### [TASK DESCRIPTION]
The entries below are to be retyped exactly. Preserve every word.

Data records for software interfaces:
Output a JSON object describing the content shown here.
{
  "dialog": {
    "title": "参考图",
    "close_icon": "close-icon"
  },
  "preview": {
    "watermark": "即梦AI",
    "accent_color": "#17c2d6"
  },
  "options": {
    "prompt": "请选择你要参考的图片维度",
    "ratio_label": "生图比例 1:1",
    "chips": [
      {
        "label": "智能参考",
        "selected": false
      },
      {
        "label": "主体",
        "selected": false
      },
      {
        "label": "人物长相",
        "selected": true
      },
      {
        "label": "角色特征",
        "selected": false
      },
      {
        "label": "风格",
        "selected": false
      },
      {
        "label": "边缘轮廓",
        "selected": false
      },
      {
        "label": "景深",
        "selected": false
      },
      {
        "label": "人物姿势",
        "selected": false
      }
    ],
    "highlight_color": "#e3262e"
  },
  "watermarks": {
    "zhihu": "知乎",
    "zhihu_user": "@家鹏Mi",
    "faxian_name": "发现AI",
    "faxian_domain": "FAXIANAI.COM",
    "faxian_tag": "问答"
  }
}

### [RESPONSE BELOW]
Output a JSON object describing the content shown here.
{
  "dialog": {
    "title": "参考图",
    "close_icon": "close-icon"
  },
  "preview": {
    "watermark": "即梦AI",
    "accent_color": "#17c2d6"
  },
  "options": {
    "prompt": "请选择你要参考的图片维度",
    "ratio_label": "生图比例 1:1",
    "chips": [
      {
        "label": "智能参考",
        "selected": false
      },
      {
        "label": "主体",
        "selected": false
      },
      {
        "label": "人物长相",
        "selected": true
      },
      {
        "label": "角色特征",
        "selected": false
      },
      {
        "label": "风格",
        "selected": false
      },
      {
        "label": "边缘轮廓",
        "selected": false
      },
      {
        "label": "景深",
        "selected": false
      },
      {
        "label": "人物姿势",
        "selected": false
      }
    ],
    "highlight_color": "#e3262e"
  },
  "watermarks": {
    "zhihu": "知乎",
    "zhihu_user": "@家鹏Mi",
    "faxian_name": "发现AI",
    "faxian_domain": "FAXIANAI.COM",
    "faxian_tag": "问答"
  }
}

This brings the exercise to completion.